The “Hajara Rama Temple” had carvings all over the walls of the temple, depicting the Ramayana. Not just that but also figures of Yoga postures, Hindu Gods and Goddesses, Dashavatars. In all there are 48 different series of carvings.

Photo of HAMPI 15/23 by Ashwini
Outer wall of the Hajara Rama Temple
Photo of HAMPI 16/23 by Ashwini
Inside the Hajara Rama Temple

From there I visited the “Lotus mahal”, a fusion of Indian and Mughal Architecture. It was built from a paste made of lime and sand.

Photo of HAMPI 17/23 by Ashwini
Lotus Mahal

Behind the Lotus Mahal is the “Elephant Stable”, where the royal elephants sheltered. To go from one shed to another there are small doors. The entrance of each shed being an arch shape. Walls plastered with lime-sand paste and at the top of each shed a sphere shaped Gumbaj.

Photo of HAMPI 18/23 by Ashwini
Elephant Stables

Nearby was the archeological museum which had the most intricately carved miniature models of the kalash of the Vitthal and the Virupaksha Temples. And, some monolithic idols found during excavations.

Photo of HAMPI 19/23 by Ashwini
Photo of HAMPI 20/23 by Ashwini
Photo of HAMPI 21/23 by Ashwini

Next stop was the “Vishnu Temple”. The Vishnu temple had a long hall with numerous pillars. The pillars were carved in a manner that when were tapped the produced a humming sound which was very peaceful to hear. These pillars make sound even today when tapped.

Photo of HAMPI 22/23 by Ashwini
Vishnu Temple

Then came the world famous “Vitthal Temple”. It felt like all the people who have come to visit Hampi have only decided to visit this one temple. It felt so crowded as compared to all other places in Hampi. But why wouldn’t it be? It is indeed a spectacular piece of architecture. The Vitthal temple too has no idol and has an interesting story behind it. The story tells us that the idol of Vitthal was in fact moved from Hampi to Pandharpur to save it from getting destroyed.

As I kept walking around Hampi, exploring every little temple it had and its beautiful architecture, I realized that if one likes to walk, one should visit Hampi.

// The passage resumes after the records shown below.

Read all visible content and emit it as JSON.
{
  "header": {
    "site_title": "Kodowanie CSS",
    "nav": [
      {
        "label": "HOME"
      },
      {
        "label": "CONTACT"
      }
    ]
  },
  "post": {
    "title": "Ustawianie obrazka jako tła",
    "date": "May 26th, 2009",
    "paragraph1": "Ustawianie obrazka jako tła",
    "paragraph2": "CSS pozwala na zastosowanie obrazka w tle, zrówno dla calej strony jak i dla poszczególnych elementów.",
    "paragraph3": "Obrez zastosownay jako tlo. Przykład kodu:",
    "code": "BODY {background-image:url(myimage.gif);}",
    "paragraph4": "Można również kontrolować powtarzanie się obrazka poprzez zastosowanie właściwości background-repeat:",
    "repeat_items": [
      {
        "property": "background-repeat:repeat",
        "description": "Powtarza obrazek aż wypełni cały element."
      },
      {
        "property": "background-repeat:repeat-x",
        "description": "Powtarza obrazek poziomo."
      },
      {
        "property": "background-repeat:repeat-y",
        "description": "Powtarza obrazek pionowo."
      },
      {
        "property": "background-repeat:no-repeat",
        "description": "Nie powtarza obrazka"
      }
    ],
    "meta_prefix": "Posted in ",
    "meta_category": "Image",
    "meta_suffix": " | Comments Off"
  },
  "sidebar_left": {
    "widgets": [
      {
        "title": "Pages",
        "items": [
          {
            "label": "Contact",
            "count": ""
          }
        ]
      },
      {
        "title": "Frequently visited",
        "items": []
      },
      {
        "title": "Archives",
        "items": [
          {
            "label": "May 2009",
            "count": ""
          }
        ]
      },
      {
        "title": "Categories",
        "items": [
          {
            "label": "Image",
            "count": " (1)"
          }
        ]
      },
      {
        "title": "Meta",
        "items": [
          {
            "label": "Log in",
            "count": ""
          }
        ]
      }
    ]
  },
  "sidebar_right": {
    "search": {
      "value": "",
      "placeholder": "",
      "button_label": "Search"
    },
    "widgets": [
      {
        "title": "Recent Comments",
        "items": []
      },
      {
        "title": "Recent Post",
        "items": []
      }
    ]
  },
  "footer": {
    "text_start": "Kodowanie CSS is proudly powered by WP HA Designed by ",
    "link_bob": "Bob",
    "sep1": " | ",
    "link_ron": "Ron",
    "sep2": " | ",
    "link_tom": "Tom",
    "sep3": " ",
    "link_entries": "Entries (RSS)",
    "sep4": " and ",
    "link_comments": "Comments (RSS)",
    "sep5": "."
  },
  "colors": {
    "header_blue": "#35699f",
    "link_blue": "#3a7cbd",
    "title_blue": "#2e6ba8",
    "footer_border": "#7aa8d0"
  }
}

Today I decided to checkout the nearby places in Old Hampi. On the way was the “Monolithic Bull”, a huge “Nandi” carved in a single black rock. Further ahead, was the “Achyutraya Temple”, a Dravidian style architecture. There are twin pillars in the temple carved from a single rock. The pillars that support the temple doors are on the base which comprises of micro carvings relating to the Dashavatars. Then I visited the “Virupaksha Temple”. As this temple is in the very heart of Old Hampi, the locals have a lot of gatherings here.

Photo of HAMPI 23/23 by Ashwini


I was done visiting all the places in Hampi as Anna told me and since I had about 2 more days in hand, I decided to revisit the places I loved the most. Matunga Hill and Hemkuta Hill.

I started to climb the Matunga Hill in the twinkling light, only it wasn’t the starry twinkling but the scorching sun at 11:30 am. And I couldn’t care less! I went on climbing. And upon reaching the temple this time I decided to sit there for a while a meditate.

On my way down I sat in a stone construction trying to write this journal. After another hour or so I was on my way to old Hampi to buy souvenirs for my dear friends. I got them these beautifully handcrafted candle stands out of granite.

The next day on my way back to Pune, I met the very same conductor who seemed to have recognized me and smiled back at him reassuringly and thanked him for his help. As the bus moved out of Hampi, I promised myself to visit this place again and to visit every place I want to.

This first Solo trip gave me a sense of achievement and fearlessness.

To many more Solo Trips!

Thank you!